===== Records shown =====
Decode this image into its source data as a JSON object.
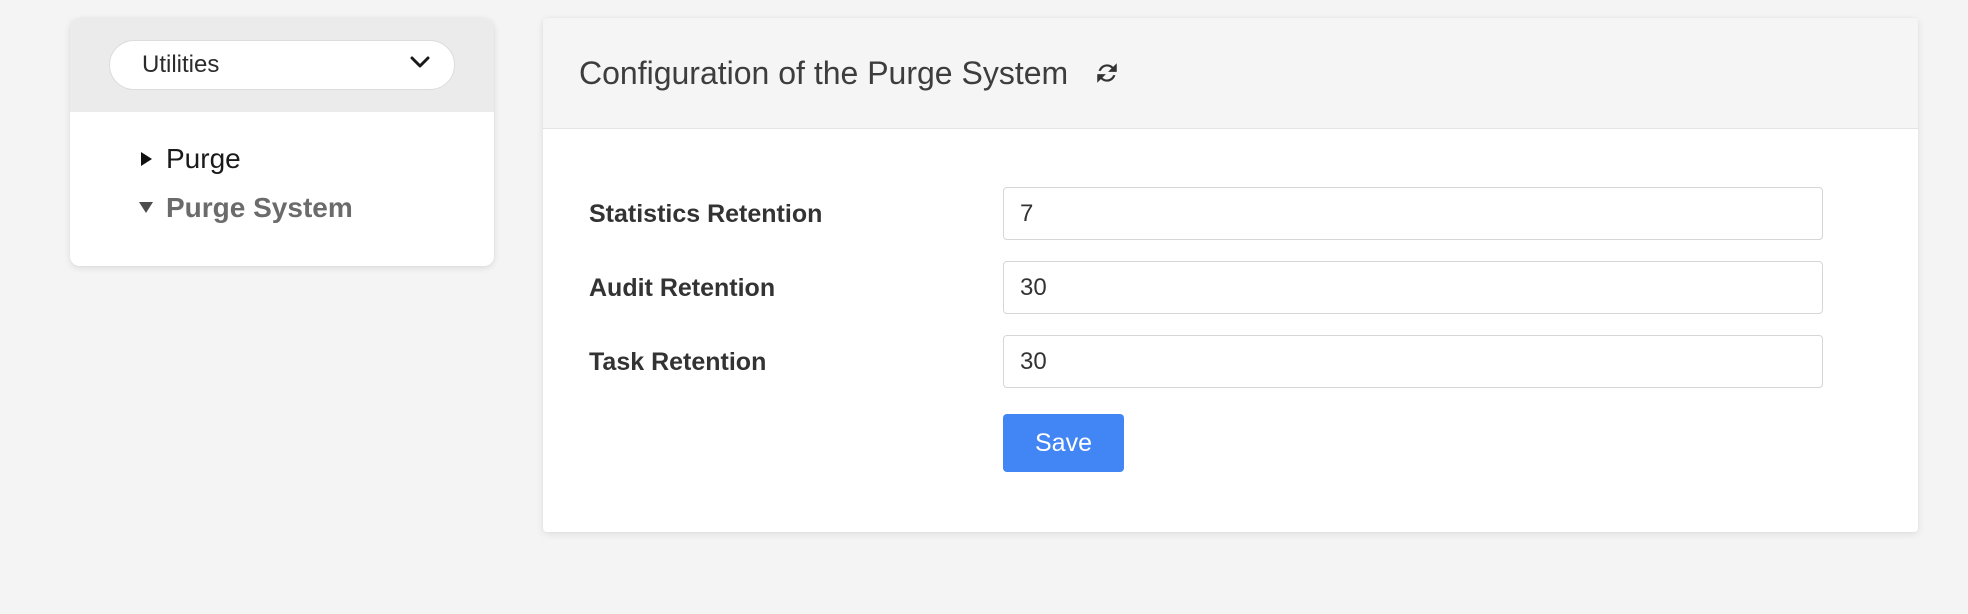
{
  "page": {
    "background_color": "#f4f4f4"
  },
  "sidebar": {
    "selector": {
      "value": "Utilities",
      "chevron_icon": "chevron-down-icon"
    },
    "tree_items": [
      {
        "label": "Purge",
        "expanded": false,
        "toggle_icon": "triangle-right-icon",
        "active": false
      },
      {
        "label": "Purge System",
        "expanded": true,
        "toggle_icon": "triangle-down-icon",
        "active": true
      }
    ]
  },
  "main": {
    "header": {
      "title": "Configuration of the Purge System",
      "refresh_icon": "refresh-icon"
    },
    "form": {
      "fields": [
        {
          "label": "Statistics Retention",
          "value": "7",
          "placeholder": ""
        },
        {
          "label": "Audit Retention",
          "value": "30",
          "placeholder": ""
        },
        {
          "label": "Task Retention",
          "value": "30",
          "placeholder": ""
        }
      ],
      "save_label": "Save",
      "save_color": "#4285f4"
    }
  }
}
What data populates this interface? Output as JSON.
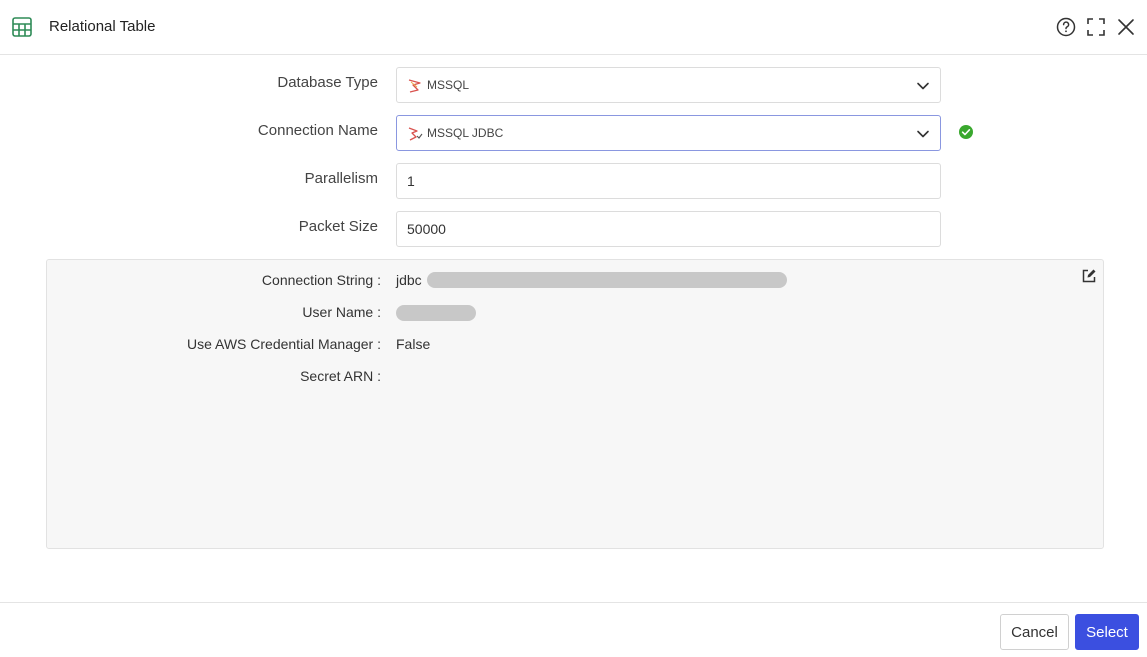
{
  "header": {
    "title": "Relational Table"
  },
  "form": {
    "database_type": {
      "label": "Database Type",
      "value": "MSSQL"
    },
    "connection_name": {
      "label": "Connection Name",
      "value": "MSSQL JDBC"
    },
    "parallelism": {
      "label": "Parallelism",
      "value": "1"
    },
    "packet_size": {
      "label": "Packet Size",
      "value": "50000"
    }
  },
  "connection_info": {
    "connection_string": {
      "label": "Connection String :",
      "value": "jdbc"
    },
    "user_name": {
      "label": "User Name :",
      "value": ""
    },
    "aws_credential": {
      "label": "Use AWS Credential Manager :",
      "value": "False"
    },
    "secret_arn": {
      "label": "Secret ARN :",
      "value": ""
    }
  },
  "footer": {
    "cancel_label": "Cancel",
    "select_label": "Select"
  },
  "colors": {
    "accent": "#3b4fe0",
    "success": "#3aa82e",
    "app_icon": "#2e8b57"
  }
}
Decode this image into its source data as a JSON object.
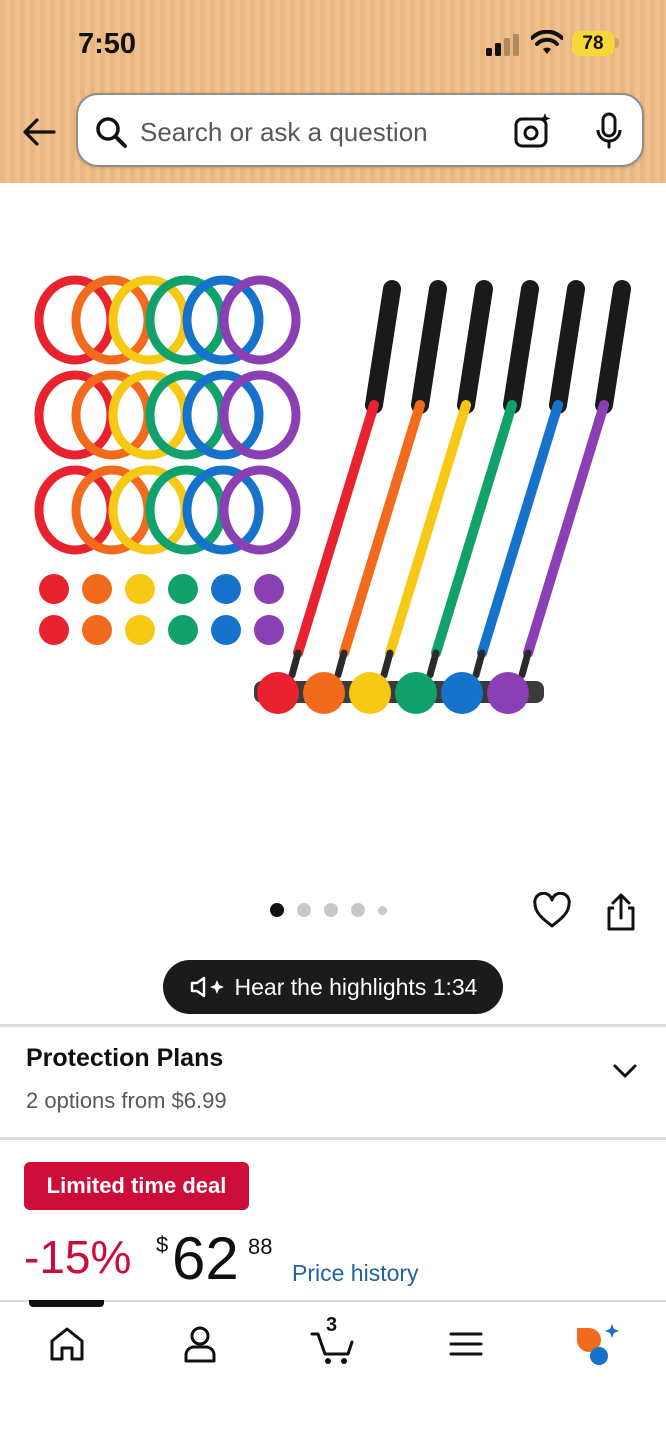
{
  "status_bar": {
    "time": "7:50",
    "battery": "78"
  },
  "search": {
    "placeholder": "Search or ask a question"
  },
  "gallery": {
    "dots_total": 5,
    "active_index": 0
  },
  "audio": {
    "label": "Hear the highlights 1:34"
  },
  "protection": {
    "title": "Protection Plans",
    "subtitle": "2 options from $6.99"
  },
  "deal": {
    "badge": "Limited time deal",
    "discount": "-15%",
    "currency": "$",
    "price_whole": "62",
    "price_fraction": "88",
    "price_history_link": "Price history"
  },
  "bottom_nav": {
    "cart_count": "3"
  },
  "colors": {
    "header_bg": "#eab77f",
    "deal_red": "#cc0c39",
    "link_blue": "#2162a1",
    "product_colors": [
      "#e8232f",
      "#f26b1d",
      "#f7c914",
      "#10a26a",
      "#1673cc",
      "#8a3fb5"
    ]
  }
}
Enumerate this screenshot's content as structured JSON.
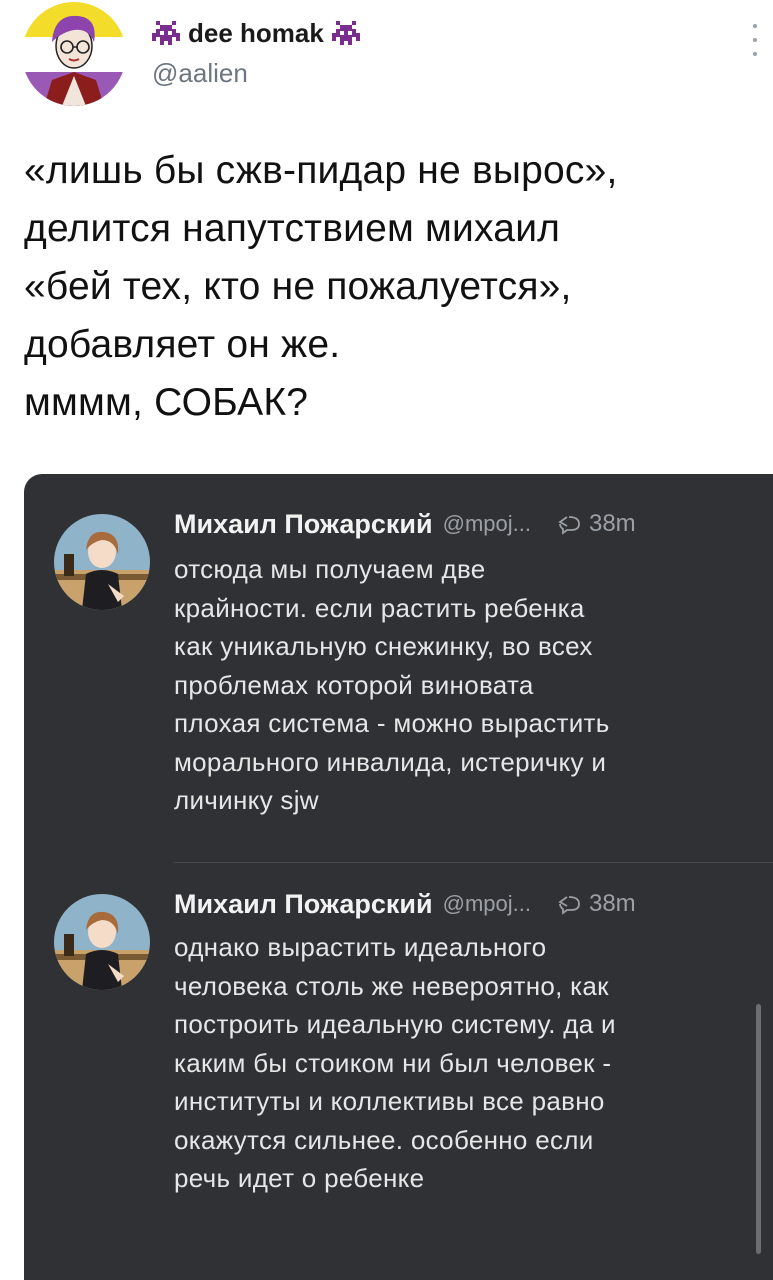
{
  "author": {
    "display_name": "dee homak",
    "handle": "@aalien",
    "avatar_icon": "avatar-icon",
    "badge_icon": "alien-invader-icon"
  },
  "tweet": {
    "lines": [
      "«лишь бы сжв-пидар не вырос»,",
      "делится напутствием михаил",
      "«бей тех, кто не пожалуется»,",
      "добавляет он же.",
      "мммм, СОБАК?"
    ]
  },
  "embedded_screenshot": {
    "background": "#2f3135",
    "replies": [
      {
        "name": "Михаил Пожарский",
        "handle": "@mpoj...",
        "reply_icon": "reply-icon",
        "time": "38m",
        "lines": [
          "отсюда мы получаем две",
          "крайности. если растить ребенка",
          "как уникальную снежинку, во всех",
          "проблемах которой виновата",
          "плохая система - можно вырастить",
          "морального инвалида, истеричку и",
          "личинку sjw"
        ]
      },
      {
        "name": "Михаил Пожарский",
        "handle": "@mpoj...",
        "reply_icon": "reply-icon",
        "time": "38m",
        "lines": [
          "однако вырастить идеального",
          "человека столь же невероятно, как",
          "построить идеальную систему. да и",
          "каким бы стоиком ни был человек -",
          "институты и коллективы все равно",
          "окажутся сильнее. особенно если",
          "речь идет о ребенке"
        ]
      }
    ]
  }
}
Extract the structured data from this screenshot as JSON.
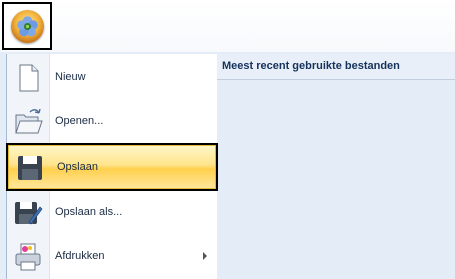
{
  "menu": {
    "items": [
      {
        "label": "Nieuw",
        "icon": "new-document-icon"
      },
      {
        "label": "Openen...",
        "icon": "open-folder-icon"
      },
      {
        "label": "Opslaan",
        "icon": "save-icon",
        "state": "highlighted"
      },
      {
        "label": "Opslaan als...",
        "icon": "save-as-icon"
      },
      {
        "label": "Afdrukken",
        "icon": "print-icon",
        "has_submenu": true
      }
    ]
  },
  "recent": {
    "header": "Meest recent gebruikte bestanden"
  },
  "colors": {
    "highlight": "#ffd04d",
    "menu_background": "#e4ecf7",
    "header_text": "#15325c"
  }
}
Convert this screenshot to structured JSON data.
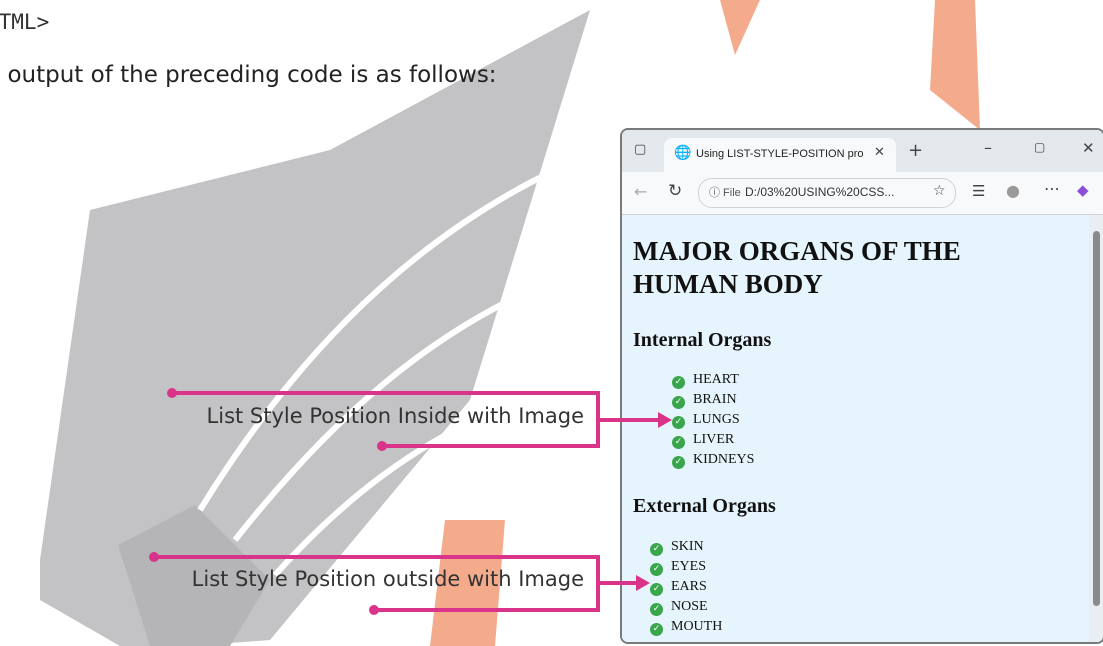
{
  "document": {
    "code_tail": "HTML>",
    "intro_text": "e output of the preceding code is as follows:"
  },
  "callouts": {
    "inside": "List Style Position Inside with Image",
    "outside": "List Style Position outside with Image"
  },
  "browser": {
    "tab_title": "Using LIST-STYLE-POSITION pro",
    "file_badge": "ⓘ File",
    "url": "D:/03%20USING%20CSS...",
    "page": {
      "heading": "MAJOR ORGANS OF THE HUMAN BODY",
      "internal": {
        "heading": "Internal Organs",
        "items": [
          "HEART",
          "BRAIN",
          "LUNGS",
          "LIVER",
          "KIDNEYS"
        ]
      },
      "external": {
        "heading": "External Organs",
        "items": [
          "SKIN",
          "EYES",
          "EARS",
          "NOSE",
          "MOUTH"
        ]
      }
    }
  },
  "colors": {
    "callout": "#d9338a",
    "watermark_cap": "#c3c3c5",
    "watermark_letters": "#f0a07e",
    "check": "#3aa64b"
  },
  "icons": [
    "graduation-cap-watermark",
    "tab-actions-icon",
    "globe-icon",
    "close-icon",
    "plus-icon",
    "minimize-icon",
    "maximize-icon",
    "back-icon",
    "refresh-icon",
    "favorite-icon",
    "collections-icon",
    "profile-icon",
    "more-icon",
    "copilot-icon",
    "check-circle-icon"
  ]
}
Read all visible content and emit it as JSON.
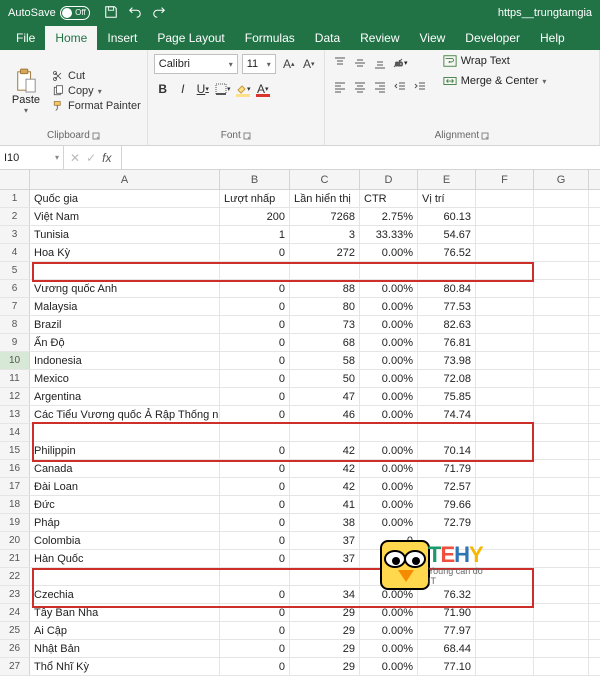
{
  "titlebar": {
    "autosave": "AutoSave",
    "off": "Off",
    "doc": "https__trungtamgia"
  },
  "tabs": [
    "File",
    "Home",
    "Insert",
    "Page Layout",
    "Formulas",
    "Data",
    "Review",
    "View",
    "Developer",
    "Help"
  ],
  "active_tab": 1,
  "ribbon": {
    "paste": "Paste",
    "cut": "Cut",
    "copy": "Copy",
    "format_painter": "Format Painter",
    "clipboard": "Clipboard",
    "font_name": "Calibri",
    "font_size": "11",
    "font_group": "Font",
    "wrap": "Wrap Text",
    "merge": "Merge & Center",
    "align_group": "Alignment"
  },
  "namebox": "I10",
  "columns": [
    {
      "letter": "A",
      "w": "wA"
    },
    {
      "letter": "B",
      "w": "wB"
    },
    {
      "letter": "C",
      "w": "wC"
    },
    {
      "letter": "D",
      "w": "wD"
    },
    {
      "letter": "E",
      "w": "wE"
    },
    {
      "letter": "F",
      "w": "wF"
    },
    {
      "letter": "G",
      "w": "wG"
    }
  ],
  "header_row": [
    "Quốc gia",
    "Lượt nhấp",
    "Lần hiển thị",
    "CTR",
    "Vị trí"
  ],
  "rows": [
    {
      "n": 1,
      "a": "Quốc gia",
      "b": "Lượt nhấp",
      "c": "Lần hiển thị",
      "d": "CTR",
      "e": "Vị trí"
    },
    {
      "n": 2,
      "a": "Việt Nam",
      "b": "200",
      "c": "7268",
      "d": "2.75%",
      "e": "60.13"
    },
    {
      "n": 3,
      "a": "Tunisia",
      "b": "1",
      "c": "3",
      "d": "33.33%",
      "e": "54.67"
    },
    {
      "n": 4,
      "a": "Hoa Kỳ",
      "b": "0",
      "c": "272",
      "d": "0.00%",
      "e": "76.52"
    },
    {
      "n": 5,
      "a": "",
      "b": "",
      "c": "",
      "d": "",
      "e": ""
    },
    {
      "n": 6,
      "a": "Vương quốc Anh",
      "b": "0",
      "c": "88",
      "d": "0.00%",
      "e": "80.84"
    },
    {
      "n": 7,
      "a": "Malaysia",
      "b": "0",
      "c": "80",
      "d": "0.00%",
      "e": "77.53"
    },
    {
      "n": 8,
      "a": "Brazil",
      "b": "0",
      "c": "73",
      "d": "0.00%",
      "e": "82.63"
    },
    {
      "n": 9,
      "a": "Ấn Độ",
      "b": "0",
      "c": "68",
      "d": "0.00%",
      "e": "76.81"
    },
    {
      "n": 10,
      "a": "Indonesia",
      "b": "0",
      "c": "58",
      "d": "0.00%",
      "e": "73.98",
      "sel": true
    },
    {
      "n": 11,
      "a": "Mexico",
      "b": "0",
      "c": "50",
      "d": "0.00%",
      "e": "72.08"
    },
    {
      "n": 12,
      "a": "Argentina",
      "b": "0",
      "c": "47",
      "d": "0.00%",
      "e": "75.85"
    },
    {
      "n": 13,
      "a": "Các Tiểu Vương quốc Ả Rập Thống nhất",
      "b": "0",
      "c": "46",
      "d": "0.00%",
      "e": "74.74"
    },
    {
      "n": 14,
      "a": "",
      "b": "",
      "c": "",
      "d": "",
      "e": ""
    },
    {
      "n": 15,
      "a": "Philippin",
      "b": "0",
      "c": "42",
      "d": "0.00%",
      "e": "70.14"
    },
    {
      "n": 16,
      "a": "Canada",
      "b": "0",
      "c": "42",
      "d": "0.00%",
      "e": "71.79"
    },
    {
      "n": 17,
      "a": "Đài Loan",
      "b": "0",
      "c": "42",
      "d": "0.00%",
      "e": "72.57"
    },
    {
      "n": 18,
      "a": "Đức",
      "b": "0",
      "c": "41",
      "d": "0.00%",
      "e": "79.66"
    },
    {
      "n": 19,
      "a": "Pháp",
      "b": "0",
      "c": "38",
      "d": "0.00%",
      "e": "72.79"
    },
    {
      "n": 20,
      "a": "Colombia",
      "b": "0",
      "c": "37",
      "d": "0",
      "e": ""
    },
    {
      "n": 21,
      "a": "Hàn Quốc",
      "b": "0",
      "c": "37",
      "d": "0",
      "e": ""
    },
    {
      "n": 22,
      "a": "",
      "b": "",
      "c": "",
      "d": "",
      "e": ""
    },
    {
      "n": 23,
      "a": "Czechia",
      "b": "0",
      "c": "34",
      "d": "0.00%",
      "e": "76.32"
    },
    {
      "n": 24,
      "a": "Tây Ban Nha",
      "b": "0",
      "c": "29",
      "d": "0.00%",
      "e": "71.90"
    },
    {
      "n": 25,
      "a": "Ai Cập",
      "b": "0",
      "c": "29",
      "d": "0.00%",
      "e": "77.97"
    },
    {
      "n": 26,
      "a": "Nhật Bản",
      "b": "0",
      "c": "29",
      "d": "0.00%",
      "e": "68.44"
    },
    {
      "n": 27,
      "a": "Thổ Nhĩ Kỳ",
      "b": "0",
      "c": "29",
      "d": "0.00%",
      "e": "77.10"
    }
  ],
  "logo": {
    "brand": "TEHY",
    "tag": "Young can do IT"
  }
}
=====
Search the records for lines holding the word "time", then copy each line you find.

    "time": "7:50",
    "badge": "Limited time deal",
        "time": "38m",
        "time": "38m",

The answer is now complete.